> _Exercise directions_
Pictures are not part of the copy. Reproduce all the records exactly.

> _Exercise data_
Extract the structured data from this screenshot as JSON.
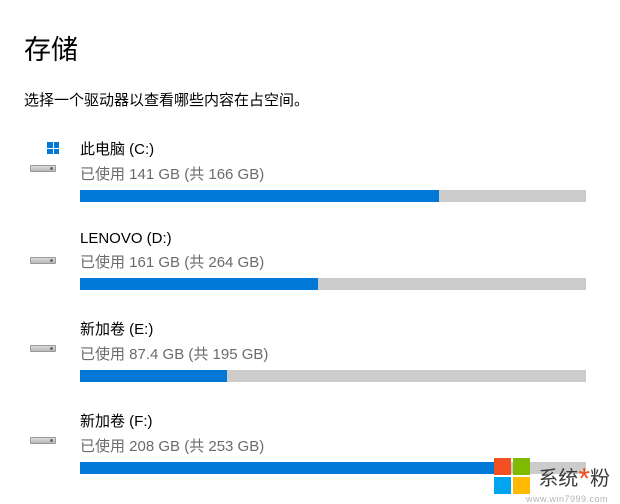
{
  "page": {
    "title": "存储",
    "subtitle": "选择一个驱动器以查看哪些内容在占空间。"
  },
  "drives": [
    {
      "name": "此电脑 (C:)",
      "usage_text": "已使用 141 GB (共 166 GB)",
      "used_gb": 141,
      "total_gb": 166,
      "percent": 71,
      "is_system": true
    },
    {
      "name": "LENOVO (D:)",
      "usage_text": "已使用 161 GB (共 264 GB)",
      "used_gb": 161,
      "total_gb": 264,
      "percent": 47,
      "is_system": false
    },
    {
      "name": "新加卷 (E:)",
      "usage_text": "已使用 87.4 GB (共 195 GB)",
      "used_gb": 87.4,
      "total_gb": 195,
      "percent": 29,
      "is_system": false
    },
    {
      "name": "新加卷 (F:)",
      "usage_text": "已使用 208 GB (共 253 GB)",
      "used_gb": 208,
      "total_gb": 253,
      "percent": 82,
      "is_system": false
    }
  ],
  "watermark": {
    "text_a": "系统",
    "text_b": "粉",
    "url": "www.win7999.com"
  },
  "colors": {
    "progress_fill": "#0078d7",
    "progress_track": "#cccccc"
  }
}
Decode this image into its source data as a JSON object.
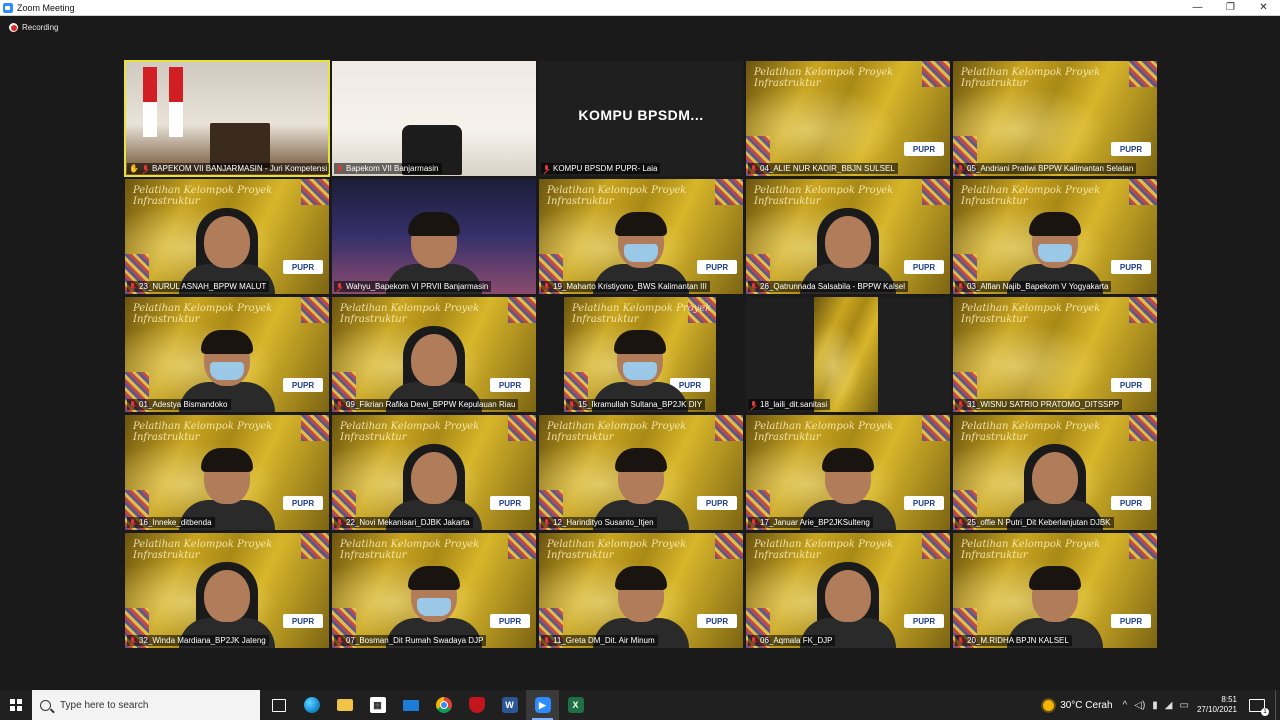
{
  "window": {
    "title": "Zoom Meeting",
    "controls": {
      "minimize": "—",
      "restore": "❐",
      "close": "✕"
    }
  },
  "recording": {
    "label": "Recording"
  },
  "tiles": [
    {
      "name": "BAPEKOM VII BANJARMASIN - Juri Kompetensi",
      "hand": "✋",
      "bg": "bg-stage",
      "active": true
    },
    {
      "name": "Bapekom VII Banjarmasin",
      "bg": "bg-office"
    },
    {
      "name": "KOMPU BPSDM PUPR- Laia",
      "bg": "bg-black",
      "big": "KOMPU  BPSDM..."
    },
    {
      "name": "04_ALIE NUR KADIR_BBJN SULSEL",
      "bg": "bg-gold",
      "slide": true
    },
    {
      "name": "05_Andriani Pratiwi BPPW Kalimantan Selatan",
      "bg": "bg-gold",
      "slide": true
    },
    {
      "name": "23_NURUL ASNAH_BPPW MALUT",
      "bg": "bg-gold",
      "slide": true,
      "person": "hijab"
    },
    {
      "name": "Wahyu_Bapekom VI PRVII Banjarmasin",
      "bg": "bg-city",
      "person": "man"
    },
    {
      "name": "19_Maharto Kristiyono_BWS Kalimantan III",
      "bg": "bg-gold",
      "slide": true,
      "person": "mask"
    },
    {
      "name": "26_Qatrunnada Salsabila - BPPW Kalsel",
      "bg": "bg-gold",
      "slide": true,
      "person": "hijab"
    },
    {
      "name": "03_Alfian Najib_Bapekom V Yogyakarta",
      "bg": "bg-gold",
      "slide": true,
      "person": "mask"
    },
    {
      "name": "01_Adestya Bismandoko",
      "bg": "bg-gold",
      "slide": true,
      "person": "mask"
    },
    {
      "name": "09_Fikrian Rafika Dewi_BPPW Kepulauan Riau",
      "bg": "bg-gold",
      "slide": true,
      "person": "hijab"
    },
    {
      "name": "15_Ikramullah Sultana_BP2JK DIY",
      "bg": "bg-gold",
      "slide": true,
      "person": "mask",
      "narrow": true
    },
    {
      "name": "18_laili_dit.sanitasi",
      "bg": "bg-black",
      "narrowTall": true
    },
    {
      "name": "31_WISNU SATRIO PRATOMO_DITSSPP",
      "bg": "bg-gold",
      "slide": true
    },
    {
      "name": "16_Inneke_ditbenda",
      "bg": "bg-gold",
      "slide": true,
      "person": "man"
    },
    {
      "name": "22_Novi Mekanisari_DJBK Jakarta",
      "bg": "bg-gold",
      "slide": true,
      "person": "hijab"
    },
    {
      "name": "12_Harindityo Susanto_Itjen",
      "bg": "bg-gold",
      "slide": true,
      "person": "man"
    },
    {
      "name": "17_Januar Arie_BP2JKSulteng",
      "bg": "bg-gold",
      "slide": true,
      "person": "man"
    },
    {
      "name": "25_offie N Putri_Dit Keberlanjutan DJBK",
      "bg": "bg-gold",
      "slide": true,
      "person": "hijab"
    },
    {
      "name": "32_Winda Mardiana_BP2JK Jateng",
      "bg": "bg-gold",
      "slide": true,
      "person": "hijab"
    },
    {
      "name": "07_Bosman_Dit Rumah Swadaya DJP",
      "bg": "bg-gold",
      "slide": true,
      "person": "mask"
    },
    {
      "name": "11_Greta DM_Dit. Air Minum",
      "bg": "bg-gold",
      "slide": true,
      "person": "man"
    },
    {
      "name": "06_Aqmala FK_DJP",
      "bg": "bg-gold",
      "slide": true,
      "person": "hijab"
    },
    {
      "name": "20_M.RIDHA BPJN KALSEL",
      "bg": "bg-gold",
      "slide": true,
      "person": "man"
    }
  ],
  "slide": {
    "script": "Pelatihan Kelompok Proyek Infrastruktur",
    "logo": "PUPR"
  },
  "taskbar": {
    "search_placeholder": "Type here to search",
    "weather": "30°C  Cerah",
    "time": "8:51",
    "date": "27/10/2021",
    "notifications": "1"
  }
}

> _Task answer_
Extract the structured data from this screenshot as JSON.
{
  "page": {
    "title": "存储",
    "subtitle": "选择一个驱动器以查看哪些内容在占空间。"
  },
  "drives": [
    {
      "name": "此电脑 (C:)",
      "usage_text": "已使用 141 GB (共 166 GB)",
      "used_gb": 141,
      "total_gb": 166,
      "percent": 71,
      "is_system": true
    },
    {
      "name": "LENOVO (D:)",
      "usage_text": "已使用 161 GB (共 264 GB)",
      "used_gb": 161,
      "total_gb": 264,
      "percent": 47,
      "is_system": false
    },
    {
      "name": "新加卷 (E:)",
      "usage_text": "已使用 87.4 GB (共 195 GB)",
      "used_gb": 87.4,
      "total_gb": 195,
      "percent": 29,
      "is_system": false
    },
    {
      "name": "新加卷 (F:)",
      "usage_text": "已使用 208 GB (共 253 GB)",
      "used_gb": 208,
      "total_gb": 253,
      "percent": 82,
      "is_system": false
    }
  ],
  "watermark": {
    "text_a": "系统",
    "text_b": "粉",
    "url": "www.win7999.com"
  },
  "colors": {
    "progress_fill": "#0078d7",
    "progress_track": "#cccccc"
  }
}
Decode this image into its source data as a JSON object.
{
  "window": {
    "title": "Zoom Meeting",
    "controls": {
      "minimize": "—",
      "restore": "❐",
      "close": "✕"
    }
  },
  "recording": {
    "label": "Recording"
  },
  "tiles": [
    {
      "name": "BAPEKOM VII BANJARMASIN - Juri Kompetensi",
      "hand": "✋",
      "bg": "bg-stage",
      "active": true
    },
    {
      "name": "Bapekom VII Banjarmasin",
      "bg": "bg-office"
    },
    {
      "name": "KOMPU BPSDM PUPR- Laia",
      "bg": "bg-black",
      "big": "KOMPU  BPSDM..."
    },
    {
      "name": "04_ALIE NUR KADIR_BBJN SULSEL",
      "bg": "bg-gold",
      "slide": true
    },
    {
      "name": "05_Andriani Pratiwi BPPW Kalimantan Selatan",
      "bg": "bg-gold",
      "slide": true
    },
    {
      "name": "23_NURUL ASNAH_BPPW MALUT",
      "bg": "bg-gold",
      "slide": true,
      "person": "hijab"
    },
    {
      "name": "Wahyu_Bapekom VI PRVII Banjarmasin",
      "bg": "bg-city",
      "person": "man"
    },
    {
      "name": "19_Maharto Kristiyono_BWS Kalimantan III",
      "bg": "bg-gold",
      "slide": true,
      "person": "mask"
    },
    {
      "name": "26_Qatrunnada Salsabila - BPPW Kalsel",
      "bg": "bg-gold",
      "slide": true,
      "person": "hijab"
    },
    {
      "name": "03_Alfian Najib_Bapekom V Yogyakarta",
      "bg": "bg-gold",
      "slide": true,
      "person": "mask"
    },
    {
      "name": "01_Adestya Bismandoko",
      "bg": "bg-gold",
      "slide": true,
      "person": "mask"
    },
    {
      "name": "09_Fikrian Rafika Dewi_BPPW Kepulauan Riau",
      "bg": "bg-gold",
      "slide": true,
      "person": "hijab"
    },
    {
      "name": "15_Ikramullah Sultana_BP2JK DIY",
      "bg": "bg-gold",
      "slide": true,
      "person": "mask",
      "narrow": true
    },
    {
      "name": "18_laili_dit.sanitasi",
      "bg": "bg-black",
      "narrowTall": true
    },
    {
      "name": "31_WISNU SATRIO PRATOMO_DITSSPP",
      "bg": "bg-gold",
      "slide": true
    },
    {
      "name": "16_Inneke_ditbenda",
      "bg": "bg-gold",
      "slide": true,
      "person": "man"
    },
    {
      "name": "22_Novi Mekanisari_DJBK Jakarta",
      "bg": "bg-gold",
      "slide": true,
      "person": "hijab"
    },
    {
      "name": "12_Harindityo Susanto_Itjen",
      "bg": "bg-gold",
      "slide": true,
      "person": "man"
    },
    {
      "name": "17_Januar Arie_BP2JKSulteng",
      "bg": "bg-gold",
      "slide": true,
      "person": "man"
    },
    {
      "name": "25_offie N Putri_Dit Keberlanjutan DJBK",
      "bg": "bg-gold",
      "slide": true,
      "person": "hijab"
    },
    {
      "name": "32_Winda Mardiana_BP2JK Jateng",
      "bg": "bg-gold",
      "slide": true,
      "person": "hijab"
    },
    {
      "name": "07_Bosman_Dit Rumah Swadaya DJP",
      "bg": "bg-gold",
      "slide": true,
      "person": "mask"
    },
    {
      "name": "11_Greta DM_Dit. Air Minum",
      "bg": "bg-gold",
      "slide": true,
      "person": "man"
    },
    {
      "name": "06_Aqmala FK_DJP",
      "bg": "bg-gold",
      "slide": true,
      "person": "hijab"
    },
    {
      "name": "20_M.RIDHA BPJN KALSEL",
      "bg": "bg-gold",
      "slide": true,
      "person": "man"
    }
  ],
  "slide": {
    "script": "Pelatihan Kelompok Proyek Infrastruktur",
    "logo": "PUPR"
  },
  "taskbar": {
    "search_placeholder": "Type here to search",
    "weather": "30°C  Cerah",
    "time": "8:51",
    "date": "27/10/2021",
    "notifications": "1"
  }
}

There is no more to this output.